Ranging from four to six feet in height, Moyer’s Dependents series references codependency, and while it is understood as emotionally exploitative in human relationships, it is an essential condition of sculpture and architecture, which require systems of support such as joints, hinges, and counterweights in order to function. Moyer’s Dependentssculptures from 2021 comprise two separate entities: one made from aggregate concrete, the other a piece of Belgian Bluestone. Married by a rough hand-drawn joint, inspired by Japanese joinery, one cannot stand without the other.
Sam Moyer (b. 1983, Chicago, IL) received her Bachelor of Fine Arts from the Corcoran College of Art and Design, Washington D.C. in 2005 and her Master of Fine Arts from Yale University, New Haven, CT in 2007. In Moyer’s practice, issues of scale and space are critical, and Moyer is particularly interested in the way architecture functions in tandem with her objects to create dynamic visual experiences. Uniting found textures and objects in innovative ways, Moyer manipulates them into beautifully abstract formal works that provoke a new, expanded artistic vocabulary. Moyer’s first solo public art installation, Doors for Doris, commissioned by Public Art Fund, was on view at the entrance to Central Park on Doris C. Freedman Plaza last year. Her works are featured in prominent public collections, including the Whitney Museum of American Art, New York, NY; Yale University Art Gallery, New Haven, CT; Morgan Library & Museum, New York, NY; Museum of Modern Art, New York, NY; and the Louis Vuitton Foundation, Paris, France. Moyer has exhibited her work at The Drawing Center, New York, NY; The Bass Museum, Miami, FL; Contemporary Art Museum St. Louis, MO; LAND, Los Angeles, CA; and Tensta Konsthall, Stockholm, Sweden. Moyer has participated in important group exhibitions, including Inherent Structure, Wexner Center for the Arts, Columbus, OH (2018); and Greater New York Between Spaces at MoMA PS1, Queens, NY (2010). She lives and works in Brooklyn and Orient, NY.

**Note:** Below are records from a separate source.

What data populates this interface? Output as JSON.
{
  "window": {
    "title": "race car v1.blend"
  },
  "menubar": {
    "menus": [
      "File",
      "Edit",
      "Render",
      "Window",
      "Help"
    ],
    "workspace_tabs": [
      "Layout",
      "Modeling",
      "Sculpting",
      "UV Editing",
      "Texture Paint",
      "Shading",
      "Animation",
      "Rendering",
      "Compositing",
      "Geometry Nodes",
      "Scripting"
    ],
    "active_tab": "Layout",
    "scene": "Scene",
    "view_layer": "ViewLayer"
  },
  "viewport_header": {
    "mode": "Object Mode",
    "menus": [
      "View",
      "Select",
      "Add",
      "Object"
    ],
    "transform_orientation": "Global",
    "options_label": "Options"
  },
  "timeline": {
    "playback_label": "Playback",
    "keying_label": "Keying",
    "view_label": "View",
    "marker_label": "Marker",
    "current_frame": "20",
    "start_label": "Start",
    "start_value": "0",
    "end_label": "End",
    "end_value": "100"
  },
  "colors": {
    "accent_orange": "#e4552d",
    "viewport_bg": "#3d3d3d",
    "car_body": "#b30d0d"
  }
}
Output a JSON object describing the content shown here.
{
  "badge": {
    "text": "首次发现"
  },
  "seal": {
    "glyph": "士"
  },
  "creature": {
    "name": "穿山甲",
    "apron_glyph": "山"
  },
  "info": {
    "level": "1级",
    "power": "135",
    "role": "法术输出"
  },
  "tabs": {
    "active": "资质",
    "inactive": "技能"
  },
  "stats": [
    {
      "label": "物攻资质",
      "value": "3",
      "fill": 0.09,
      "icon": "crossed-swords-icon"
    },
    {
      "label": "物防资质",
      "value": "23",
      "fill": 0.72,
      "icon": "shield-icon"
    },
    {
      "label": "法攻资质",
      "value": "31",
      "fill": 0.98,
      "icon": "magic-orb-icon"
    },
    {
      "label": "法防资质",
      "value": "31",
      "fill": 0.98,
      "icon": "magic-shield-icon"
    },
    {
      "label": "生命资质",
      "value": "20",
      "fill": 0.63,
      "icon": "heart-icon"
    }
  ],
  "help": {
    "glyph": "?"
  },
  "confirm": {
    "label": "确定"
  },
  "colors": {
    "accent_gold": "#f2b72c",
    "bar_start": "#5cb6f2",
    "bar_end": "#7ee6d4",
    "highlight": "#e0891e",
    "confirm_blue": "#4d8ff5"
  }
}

Working in between the lines of representation and abstraction, Eddie Martinez (b. 1977, Groton Naval Base, CT) paints in oil, enamel, and spray paint while often incorporating found objects picked up from his studio floor, in a fast-paced practice that could be compared to automatism. Noted for his deft draftsmanship, Martinez creates large-scale works that maintain the feeling of drawings. His most apparent visual references are the CoBrA group and abstract expressionism. In addition to his paintings, Martinez creates found-object sculptures and works on paper. Museum exhibitions include the Museum of Contemporary Art Detroit, MI (2019); Yuz Museum, Shanghai, China (2019); Bronx Museum of the Arts, Bronx, NY (2018); Drawing Center, New York, NY (2017); and the Davis Museum at Wellesley College, Wellesley, MA (2017). He lives and works in Brooklyn and Orient, NY.
During the run of Sculpture in the Garden, an exhibition of work by Sam Moyer and Eddie Martinez will open at the South Etna Montauk Foundation, Adam Lindemann and Amalia Dayan’s art foundation in Montauk, NY. Comprising new and recent work, this exhibition will open during the first week of July 2022.